Looking toward the park; the creek normally
flows in the background.
us was a happy camper by Friday afternoon -- literally or
figuratively. Enough is enough!
Working on taxes for several hours will do that to you, too.
After three days we were just about as miserable inside the
camper as outside in the rain. The HitchHiker is old, relatively small, and not built like a house to
withstand extremes of weather -- hot or cold, snow or
It became very humid inside;
running our two small electric heaters and the propane furnace
didn't work to remove any appreciable humidity. The single-pane windows remained
fogged up for several days, water pooling at the bottom of the
frames. Running ceiling vents in the living area and bathroom
We had old towels lying over most of the tan-colored
carpet so we didn't get it wet or muddy when we came inside. Thank goodness we were on a concrete
pad and didn't have much mud right around the camper. We can
take our shoes off, but Cody can't!
Tree debris and fence damage where the
water had been several feet high (photo taken Sunday)
Poor Cody. He loves to swim but he's not wild about going out to "potty"
in the rain. Once out, however, he likes to sniff anything and
everything and leave tree-mail (p-mail?) to establish his territory. After
(finally) finishing his business, his fur is still damp when he
comes back in even though we towel him off.
Think wet, stinky 80# of dog after
three days of rain . . . and lots of wet towels
Which reminds me of a funny expression we heard from a Southern
caller to the Neal Boortz radio show one day: "You got
a dog that stinks, you still love him because he's your dog."
Although the caller was making some political reference I've
since forgotten I latched onto the phrase and I'm using it literally
Life doesn't get much better than this for
a Lab: a creek and a stick to retrieve! (Cody's not a duck
Isn't camping fun?? And this is like being in the Hilton
compared to camping in a tent . . .
OK, I'll stop whining. At least San Antonio was substantially warmer than the previous
week and we didn't have several feet of snow like some other
folks we know.
ON A MISSION
Mercifully, the rain stopped late Friday night and we awoke
Saturday to a
bit of sunshine. By afternoon it was 62°F.
and mostly sunny. The creek level was still high but gradually
The trails and even the roads near
the campground were such a sodden mess that we didn't even go
out for a run or walk. After doing laundry (lots of wet and
dirty towels, dog bed covers, and running clothes), we resumed
our search in earnest for the perfect RV. We've had it with the HitchHiker. I'll talk more about
that in the next entry.
Today was another beautiful, sunny

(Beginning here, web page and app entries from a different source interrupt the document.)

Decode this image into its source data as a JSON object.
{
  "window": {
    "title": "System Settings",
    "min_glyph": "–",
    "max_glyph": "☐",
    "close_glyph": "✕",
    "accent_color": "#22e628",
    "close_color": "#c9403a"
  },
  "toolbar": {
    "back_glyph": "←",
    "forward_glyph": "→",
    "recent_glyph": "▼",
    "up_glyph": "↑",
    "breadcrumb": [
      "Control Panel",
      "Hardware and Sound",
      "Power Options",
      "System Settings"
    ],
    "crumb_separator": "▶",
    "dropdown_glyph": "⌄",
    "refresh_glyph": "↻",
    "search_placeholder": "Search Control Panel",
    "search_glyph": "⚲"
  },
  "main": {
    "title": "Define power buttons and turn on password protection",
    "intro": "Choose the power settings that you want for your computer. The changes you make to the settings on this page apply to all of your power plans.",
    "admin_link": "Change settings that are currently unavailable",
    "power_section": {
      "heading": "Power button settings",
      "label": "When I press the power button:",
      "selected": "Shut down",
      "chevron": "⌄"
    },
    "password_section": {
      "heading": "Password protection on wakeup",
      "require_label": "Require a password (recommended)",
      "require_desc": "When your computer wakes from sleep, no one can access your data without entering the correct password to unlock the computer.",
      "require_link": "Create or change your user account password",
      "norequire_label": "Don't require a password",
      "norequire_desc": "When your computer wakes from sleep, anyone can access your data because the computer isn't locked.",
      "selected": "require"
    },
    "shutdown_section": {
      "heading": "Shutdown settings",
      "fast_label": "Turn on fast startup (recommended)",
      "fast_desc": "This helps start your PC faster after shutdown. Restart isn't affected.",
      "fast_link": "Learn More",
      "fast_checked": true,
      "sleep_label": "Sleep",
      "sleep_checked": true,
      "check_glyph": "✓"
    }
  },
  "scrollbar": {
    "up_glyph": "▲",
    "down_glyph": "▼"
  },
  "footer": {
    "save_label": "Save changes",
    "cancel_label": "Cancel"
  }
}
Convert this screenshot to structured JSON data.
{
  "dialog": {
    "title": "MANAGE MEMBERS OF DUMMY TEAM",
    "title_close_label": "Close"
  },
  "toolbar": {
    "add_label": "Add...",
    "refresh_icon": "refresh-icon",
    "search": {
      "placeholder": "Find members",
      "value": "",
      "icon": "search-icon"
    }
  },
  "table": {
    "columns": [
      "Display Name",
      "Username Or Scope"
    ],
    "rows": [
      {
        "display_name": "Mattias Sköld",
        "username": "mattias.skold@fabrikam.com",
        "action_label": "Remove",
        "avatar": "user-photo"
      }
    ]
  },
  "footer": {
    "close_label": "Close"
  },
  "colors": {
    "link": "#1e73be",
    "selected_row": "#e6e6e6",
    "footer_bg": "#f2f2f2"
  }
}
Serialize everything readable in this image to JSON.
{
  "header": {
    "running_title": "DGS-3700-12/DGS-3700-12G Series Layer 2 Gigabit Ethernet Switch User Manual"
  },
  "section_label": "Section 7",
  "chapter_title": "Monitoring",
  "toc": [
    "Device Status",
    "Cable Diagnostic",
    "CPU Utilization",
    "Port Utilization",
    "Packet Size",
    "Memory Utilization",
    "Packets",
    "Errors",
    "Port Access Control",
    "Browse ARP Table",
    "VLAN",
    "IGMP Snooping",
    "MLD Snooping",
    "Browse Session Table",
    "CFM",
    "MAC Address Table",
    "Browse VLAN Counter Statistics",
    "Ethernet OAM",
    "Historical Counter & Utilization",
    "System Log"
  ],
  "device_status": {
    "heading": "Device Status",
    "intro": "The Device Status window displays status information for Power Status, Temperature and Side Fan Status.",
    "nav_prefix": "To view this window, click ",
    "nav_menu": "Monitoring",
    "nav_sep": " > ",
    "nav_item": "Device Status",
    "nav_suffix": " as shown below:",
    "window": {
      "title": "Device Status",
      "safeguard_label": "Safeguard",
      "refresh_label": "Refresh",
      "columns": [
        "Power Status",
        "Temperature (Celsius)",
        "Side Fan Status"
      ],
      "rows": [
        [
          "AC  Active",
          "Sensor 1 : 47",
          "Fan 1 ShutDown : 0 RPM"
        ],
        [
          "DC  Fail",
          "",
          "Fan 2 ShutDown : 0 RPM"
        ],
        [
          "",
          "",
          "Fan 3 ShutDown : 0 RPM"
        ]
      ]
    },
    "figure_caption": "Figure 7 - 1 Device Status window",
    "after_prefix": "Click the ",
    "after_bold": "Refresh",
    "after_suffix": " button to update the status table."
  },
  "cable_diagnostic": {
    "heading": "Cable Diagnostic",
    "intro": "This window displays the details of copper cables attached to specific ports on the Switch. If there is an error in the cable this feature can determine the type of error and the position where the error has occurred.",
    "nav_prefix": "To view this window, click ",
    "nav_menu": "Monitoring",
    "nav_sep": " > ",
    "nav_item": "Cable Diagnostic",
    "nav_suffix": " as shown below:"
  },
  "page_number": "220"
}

day in the low 60s, which is about normal for this time of year
in San Antonio. Both of us got out for a longer run (Jim 16
miles) and walk (Cody and me, 2+ hours). I also rode my bike
View from the new bridge down to the old
all of this (and more) was under several
feet of water two days earlier.
The water in Salado Creek was way
down (see photo above) but what a mess it left!
I could tell exactly how high it got by
all the vegetation that was flattened. New trash was stuck ten
to twelve feet high in the trees.
Logs washed up well beyond the creek banks in Salado Park.
Leaves, branches, and other debris were plastered high on the
fencing around the park, up that hill in the background in the
photo above. Some of the high chain link fencing
even washed out. At least half of the park was flooded this
time. Two days after the rain stopped it was still too muddy
to walk on the grass that had been under water.
Since local RV dealers were closed on Sunday we spent several
hours that afternoon conducting more online research regarding
Tomorrow morning we're heading north to the town of Fredericksburg
to visit a dealer that carries a brand of 5th wheel campers that we've
researched but haven't viewed yet (except an older model owned
by a couple camping near us at Fort Sam). Our next campground
reservation begins on January 25 at Huntsville State Park, where
Jim is still considering running the Rocky Raccoon 50-miler.
Between now and then our plans are fluid, depending where our RV
quest takes us around the state.
Stay tuned to see where we go and whether we find what we want
at a price we can live with!
"Runtrails & Company" - Sue Norwood, Jim O'Neil,
and Cody the Ultra Lab
© 2010 Sue Norwood and Jim O'Neil